Excerpts from an interface dataset:
━━━━━━

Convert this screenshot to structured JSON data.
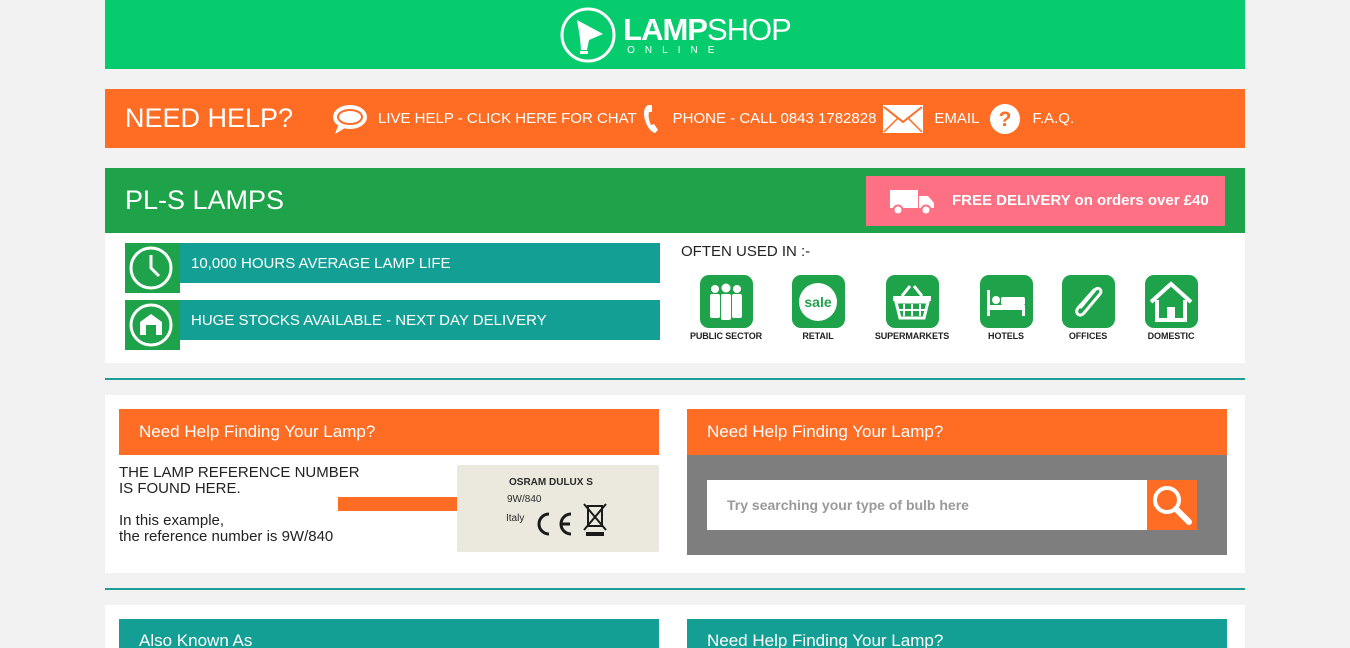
{
  "header": {
    "logo_word_bold": "LAMP",
    "logo_word_light": "SHOP",
    "logo_sub": "ONLINE",
    "bg_color": "#06cc6e"
  },
  "help_bar": {
    "title": "NEED HELP?",
    "live_help": "LIVE HELP - CLICK HERE FOR CHAT",
    "phone": "PHONE - CALL 0843 1782828",
    "email": "EMAIL",
    "faq": "F.A.Q.",
    "bg_color": "#ff6d25"
  },
  "category": {
    "title": "PL-S LAMPS",
    "delivery_text": "FREE DELIVERY on orders  over £40",
    "bg_color": "#1fa34a",
    "delivery_color": "#fe7084"
  },
  "features": [
    {
      "label": "10,000 HOURS AVERAGE LAMP LIFE",
      "icon": "clock-icon"
    },
    {
      "label": "HUGE STOCKS AVAILABLE - NEXT DAY DELIVERY",
      "icon": "warehouse-icon"
    }
  ],
  "often_used": {
    "title": "OFTEN USED IN :-",
    "sectors": [
      {
        "label": "PUBLIC SECTOR",
        "icon": "people-icon"
      },
      {
        "label": "RETAIL",
        "icon": "sale-tag-icon"
      },
      {
        "label": "SUPERMARKETS",
        "icon": "basket-icon"
      },
      {
        "label": "HOTELS",
        "icon": "bed-icon"
      },
      {
        "label": "OFFICES",
        "icon": "paperclip-icon"
      },
      {
        "label": "DOMESTIC",
        "icon": "house-icon"
      }
    ]
  },
  "finder": {
    "left_heading": "Need Help Finding Your Lamp?",
    "ref_line1": "THE LAMP REFERENCE NUMBER",
    "ref_line2": "IS FOUND HERE.",
    "example_line1": "In this example,",
    "example_line2": "the reference number is 9W/840",
    "label_brand": "OSRAM DULUX S",
    "label_code": "9W/840",
    "label_origin": "Italy",
    "right_heading": "Need Help Finding Your Lamp?",
    "search_placeholder": "Try searching your type of bulb here"
  },
  "bottom": {
    "left_heading": "Also Known As",
    "right_heading": "Need Help Finding Your Lamp?"
  }
}
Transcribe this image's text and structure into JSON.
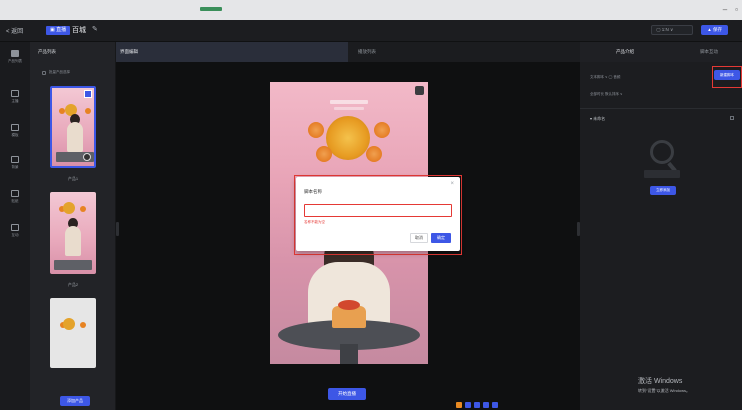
{
  "toolbar": {
    "back_label": "< 返回",
    "tag_label": "▣ 直播",
    "project_name": "百城",
    "select_label": "▢ 1:N ∨",
    "export_label": "▲ 保存"
  },
  "rail": {
    "items": [
      "产品列表",
      "主播",
      "模板",
      "背景",
      "贴纸",
      "互动"
    ]
  },
  "product_panel": {
    "title": "产品列表",
    "select_all_label": "批量产品选择",
    "thumb1_label": "产品1",
    "thumb2_label": "产品2",
    "add_button": "添加产品"
  },
  "main": {
    "tab1": "界面编辑",
    "tab2": "播放列表",
    "start_live_button": "开始直播"
  },
  "dialog": {
    "title": "脚本名称",
    "input_value": "",
    "error_text": "名称不能为空",
    "cancel_label": "取消",
    "ok_label": "确定",
    "close_icon": "×"
  },
  "right_panel": {
    "tab1": "产品介绍",
    "tab2": "脚本互动",
    "filter_label": "文本脚本 ∨   ◯ 音频",
    "sort_label": "全部时长   默认排序 ∨",
    "new_script_button": "新建脚本",
    "section_label": "▾ 未命名",
    "add_button": "立即添加"
  },
  "watermark": {
    "line1": "激活 Windows",
    "line2": "转到“设置”以激活 Windows。"
  },
  "colors": {
    "accent": "#3d57e6",
    "error": "#e53935"
  }
}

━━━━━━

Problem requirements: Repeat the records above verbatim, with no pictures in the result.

Task solution:
Convert this screenshot to structured JSON data.
{
  "header": {
    "logo_word_bold": "LAMP",
    "logo_word_light": "SHOP",
    "logo_sub": "ONLINE",
    "bg_color": "#06cc6e"
  },
  "help_bar": {
    "title": "NEED HELP?",
    "live_help": "LIVE HELP - CLICK HERE FOR CHAT",
    "phone": "PHONE - CALL 0843 1782828",
    "email": "EMAIL",
    "faq": "F.A.Q.",
    "bg_color": "#ff6d25"
  },
  "category": {
    "title": "PL-S LAMPS",
    "delivery_text": "FREE DELIVERY on orders  over £40",
    "bg_color": "#1fa34a",
    "delivery_color": "#fe7084"
  },
  "features": [
    {
      "label": "10,000 HOURS AVERAGE LAMP LIFE",
      "icon": "clock-icon"
    },
    {
      "label": "HUGE STOCKS AVAILABLE - NEXT DAY DELIVERY",
      "icon": "warehouse-icon"
    }
  ],
  "often_used": {
    "title": "OFTEN USED IN :-",
    "sectors": [
      {
        "label": "PUBLIC SECTOR",
        "icon": "people-icon"
      },
      {
        "label": "RETAIL",
        "icon": "sale-tag-icon"
      },
      {
        "label": "SUPERMARKETS",
        "icon": "basket-icon"
      },
      {
        "label": "HOTELS",
        "icon": "bed-icon"
      },
      {
        "label": "OFFICES",
        "icon": "paperclip-icon"
      },
      {
        "label": "DOMESTIC",
        "icon": "house-icon"
      }
    ]
  },
  "finder": {
    "left_heading": "Need Help Finding Your Lamp?",
    "ref_line1": "THE LAMP REFERENCE NUMBER",
    "ref_line2": "IS FOUND HERE.",
    "example_line1": "In this example,",
    "example_line2": "the reference number is 9W/840",
    "label_brand": "OSRAM DULUX S",
    "label_code": "9W/840",
    "label_origin": "Italy",
    "right_heading": "Need Help Finding Your Lamp?",
    "search_placeholder": "Try searching your type of bulb here"
  },
  "bottom": {
    "left_heading": "Also Known As",
    "right_heading": "Need Help Finding Your Lamp?"
  }
}
Transcribe this image's text and structure into JSON.
{
  "toolbar": {
    "back_label": "< 返回",
    "tag_label": "▣ 直播",
    "project_name": "百城",
    "select_label": "▢ 1:N ∨",
    "export_label": "▲ 保存"
  },
  "rail": {
    "items": [
      "产品列表",
      "主播",
      "模板",
      "背景",
      "贴纸",
      "互动"
    ]
  },
  "product_panel": {
    "title": "产品列表",
    "select_all_label": "批量产品选择",
    "thumb1_label": "产品1",
    "thumb2_label": "产品2",
    "add_button": "添加产品"
  },
  "main": {
    "tab1": "界面编辑",
    "tab2": "播放列表",
    "start_live_button": "开始直播"
  },
  "dialog": {
    "title": "脚本名称",
    "input_value": "",
    "error_text": "名称不能为空",
    "cancel_label": "取消",
    "ok_label": "确定",
    "close_icon": "×"
  },
  "right_panel": {
    "tab1": "产品介绍",
    "tab2": "脚本互动",
    "filter_label": "文本脚本 ∨   ◯ 音频",
    "sort_label": "全部时长   默认排序 ∨",
    "new_script_button": "新建脚本",
    "section_label": "▾ 未命名",
    "add_button": "立即添加"
  },
  "watermark": {
    "line1": "激活 Windows",
    "line2": "转到“设置”以激活 Windows。"
  },
  "colors": {
    "accent": "#3d57e6",
    "error": "#e53935"
  }
}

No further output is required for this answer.